EDMONTON - The federal government is warning Canadians of what it calls the "extreme danger" of using unregistered products to fight bedbugs.
The Health Canada warning comes after two children from northern Alberta died from a toxic insecticide thought to be aluminum phosphide brought back by the family from Pakistan.
Health Minister Rona Ambrose expressed her condolences to the family, who was attending the funeral of son Zia, 2 on Friday.
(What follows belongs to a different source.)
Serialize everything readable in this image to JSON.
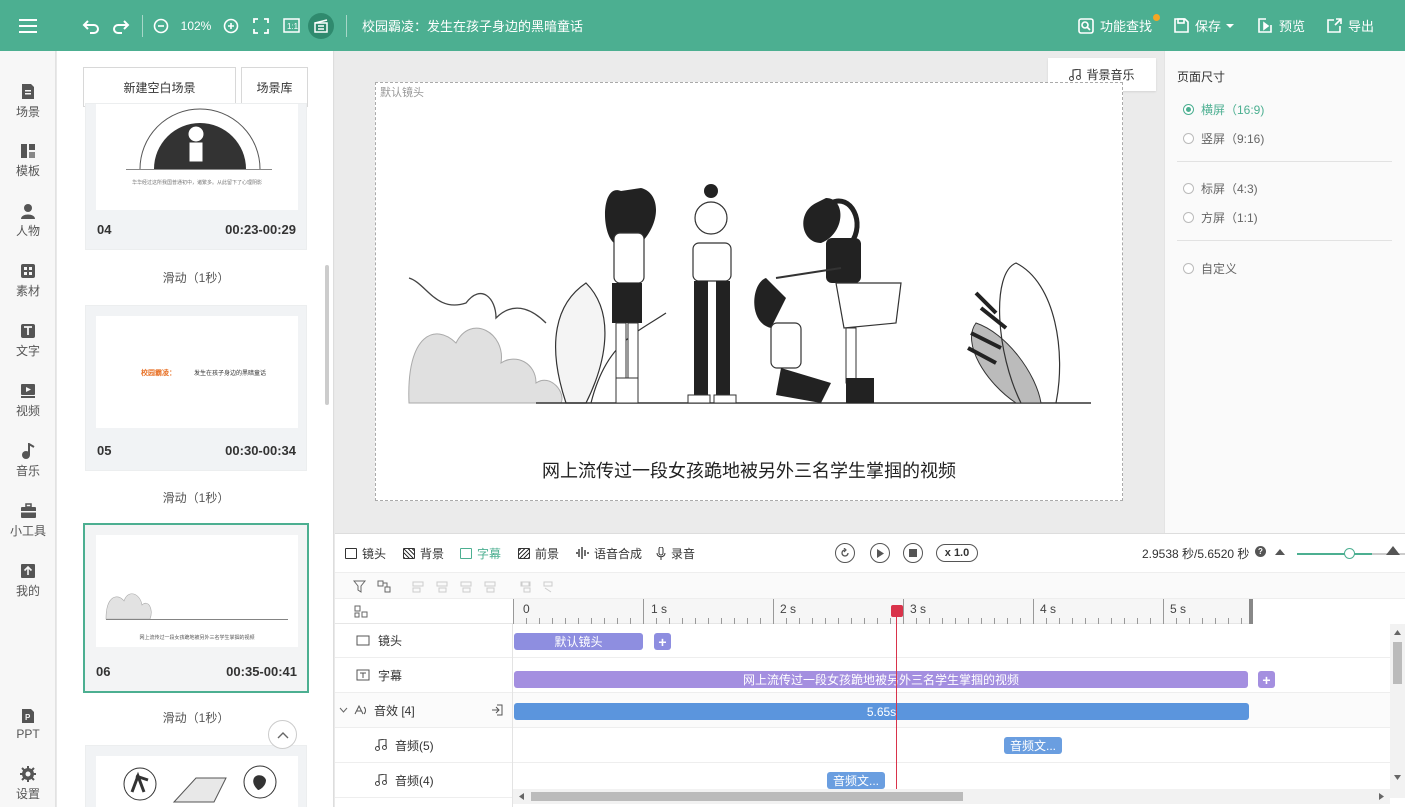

His eight-month-old sister died Sunday.
"It's a really tragic situation and this is a product that in terms of how it's regulated, is not supposed to be used in homes ever," Ambrose said in Calgary.
"It's a very dangerous pesticide and it needs to be used by people who are trained to use it."
Health Canada said aluminum phosphide is highly toxic to people and animals.
The department said it can only be sold to people with special training and is not approved for use on bedbugs.
It is not clear how the family managed to bring the pesticide into Canada.
Health Canada says people can legally import small amounts of chemical pest control products not registered in Canada for their personal use, but the rules are aimed at products such as insect repellent.
Jason Flint of the federal Pest Management Regulatory Agency said this exemption could also include aluminum phosphide, but said the pesticide is covered by other federal regulations because it is considered to be a dangerous good.
"Under that exemption, a small quantity could come in," Flint said from Ottawa.
"You are not regulated by Health Canada under the Pest Control Products Act, you would still have to deal with the import requirements under transportation of dangerous goods."
These requirements would include declaring the pesticide, meeting labelling and shipping document requirements, and following transportation rules, he said.
The girl and her brother died after their parents placed pellets of aluminum phosphide around their apartment in Fort McMurray to try to kill bedbugs.
A third child remained in critical condition at Edmonton's Stollery Children's Hospital Friday. A friend of the family said the boy's condition was improving and he was to be taken off a ventilator.
Two other children were treated in hospital earlier this week in Fort McMurray and were released to their parents.
Ambrose said Health Canada will not be investigating the poisoning case.
"That would be for the local authorities, but there will be no investigation by us," she said.
— With files from Bill Graveland in Calgary
News from © The Canadian Press, 2015